When we reached the third house and Harmon announced in what I can only describe as a not-so-secret code that he had to “squeeze the lemon” I knew it was going to be a long night. And shortly after that when it started to rain and Harmon asked all the grown ups “who would like to volunteer to carry my blaster” I knew that next year I was going to go back to standing in my doorway and giving out the candy. But not like the creepy guy who made the kids sing a song and pick the candy out of the bowl he kept on his lap. There’s a fine line between being fun and being a weirdo.

I hope everyone had a happy Halloween. I was going to have a contest to vote on who had the cutest costume but only one person sent me photos, so her little ones win. Here are some cute kids in costumes.


Shannon's daughter Katherine the Cow


Shannon's son Charlie the Builder

Clone Luke and Jabba

the Clone, Luke, and Jabba
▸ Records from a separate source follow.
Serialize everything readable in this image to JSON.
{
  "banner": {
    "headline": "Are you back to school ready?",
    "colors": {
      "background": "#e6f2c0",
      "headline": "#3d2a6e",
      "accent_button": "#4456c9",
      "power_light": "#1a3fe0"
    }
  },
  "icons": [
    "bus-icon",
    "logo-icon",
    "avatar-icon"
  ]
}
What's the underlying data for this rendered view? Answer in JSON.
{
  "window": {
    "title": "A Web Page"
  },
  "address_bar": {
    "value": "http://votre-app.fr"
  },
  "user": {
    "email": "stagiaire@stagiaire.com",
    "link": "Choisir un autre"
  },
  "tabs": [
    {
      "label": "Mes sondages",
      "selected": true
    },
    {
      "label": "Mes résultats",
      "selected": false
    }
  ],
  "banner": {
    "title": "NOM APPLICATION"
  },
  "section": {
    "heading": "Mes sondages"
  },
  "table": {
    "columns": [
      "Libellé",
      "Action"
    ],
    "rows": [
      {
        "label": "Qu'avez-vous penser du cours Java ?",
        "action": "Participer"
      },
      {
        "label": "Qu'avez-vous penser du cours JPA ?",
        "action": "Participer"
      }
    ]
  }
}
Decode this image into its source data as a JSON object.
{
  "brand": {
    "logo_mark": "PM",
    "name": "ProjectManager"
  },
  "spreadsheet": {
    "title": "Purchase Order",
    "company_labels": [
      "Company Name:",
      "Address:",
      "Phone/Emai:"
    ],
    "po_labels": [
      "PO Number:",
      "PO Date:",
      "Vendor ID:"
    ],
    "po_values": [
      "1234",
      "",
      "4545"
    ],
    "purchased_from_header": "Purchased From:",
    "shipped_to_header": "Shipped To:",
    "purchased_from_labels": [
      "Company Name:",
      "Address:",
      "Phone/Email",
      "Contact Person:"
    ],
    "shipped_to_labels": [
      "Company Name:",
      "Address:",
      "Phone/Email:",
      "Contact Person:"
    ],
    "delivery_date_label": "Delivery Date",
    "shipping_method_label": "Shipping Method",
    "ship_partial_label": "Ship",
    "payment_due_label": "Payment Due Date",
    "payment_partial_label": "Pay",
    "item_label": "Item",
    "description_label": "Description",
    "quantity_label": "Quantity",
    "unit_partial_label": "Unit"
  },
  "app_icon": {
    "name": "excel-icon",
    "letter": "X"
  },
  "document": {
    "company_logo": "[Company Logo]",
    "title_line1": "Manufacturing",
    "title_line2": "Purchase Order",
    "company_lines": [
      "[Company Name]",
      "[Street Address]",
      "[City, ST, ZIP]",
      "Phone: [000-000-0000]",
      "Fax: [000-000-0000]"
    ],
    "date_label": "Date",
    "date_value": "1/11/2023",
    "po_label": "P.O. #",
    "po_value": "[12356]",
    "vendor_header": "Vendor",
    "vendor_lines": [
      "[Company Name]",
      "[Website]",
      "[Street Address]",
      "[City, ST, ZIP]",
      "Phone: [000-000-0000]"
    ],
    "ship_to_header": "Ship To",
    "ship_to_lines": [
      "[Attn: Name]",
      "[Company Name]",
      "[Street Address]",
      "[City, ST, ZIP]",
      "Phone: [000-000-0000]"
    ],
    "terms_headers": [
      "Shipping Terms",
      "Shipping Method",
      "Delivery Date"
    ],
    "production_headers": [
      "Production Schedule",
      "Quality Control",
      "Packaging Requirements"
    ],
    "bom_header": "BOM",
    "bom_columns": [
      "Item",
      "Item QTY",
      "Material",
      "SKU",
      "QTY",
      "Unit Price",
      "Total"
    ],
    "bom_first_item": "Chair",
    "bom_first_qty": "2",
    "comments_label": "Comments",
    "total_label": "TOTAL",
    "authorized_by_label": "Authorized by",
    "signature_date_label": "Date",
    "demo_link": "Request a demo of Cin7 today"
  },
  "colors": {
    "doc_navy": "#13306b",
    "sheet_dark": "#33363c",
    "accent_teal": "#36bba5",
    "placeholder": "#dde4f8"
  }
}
I have to give a shout out to Grendel’s Grandpa, my Dad, on his 70th birthday. Way to go Daddyoh. Dad says, “I’m celebrating the 31st anniversary of my 39th birthday.” Hey Dad, I’m behind you 100%. After all, you had my back when I celebrated the third anniversary of my 29th birthday. That’s just the way we do things in the Crowe family. We also give our dogs and kids weird names—okay I shouldn’t say the kids’ names are weird—unique is a better word. But naming the second family Labrador Klinger after the first Klinger died did make for some great fodder for jokes among my friends.

Moving on to the zero part of the headline. Did you know that in the U.S. a new person is born approximately every eight seconds? I’d like to give another shout out to a very brand new person—someone recently arrived to the planet—Colin Tuttle. Son of my dear friends, Bob and Emily. Colin was supposed to arrive next month but instead arrived two weeks ago. So either the doctor can’t count, baby bubba was impatient to start the ride, or Mrs. T has some splainin to do. Either way, we are very happy he’s here and everyone is healthy. And Colin just happens to be an excellent Irish name.

If this blog was really popular, now would be a great time for me to earn some money by sponsoring a diaper ad because young or old, we never really finish dealing with the toils of bodily fluids. But instead, here’s a link to and for you out-of-work people, they’re looking to hire an Infrastructure Engineer. (I don’t know why that sounds funny, it just does.)

And just for fun, I clicked on those links in the first paragraph and here’s what came up for me.

  • I am 21,300,095 minutes old (and just wasted a butt load of them writing this blog).
  • Someone named Y.A. Tittle shares my birthday (close to Tuttle, but no cigar).
  • In dog years, Grendel and I are pretty much the same age

Evidently I have these good and bad characteristics.

  • Very little ever escapes my observation (hence the title of this blog).
  • I neither show nor understand emotions very well (what a crock—that makes me mad—not true)!

What does your birthday and name say about you? I’d like to know, really, because I do care and can show you, really. Happy Birthday Dad and all you April babies out there!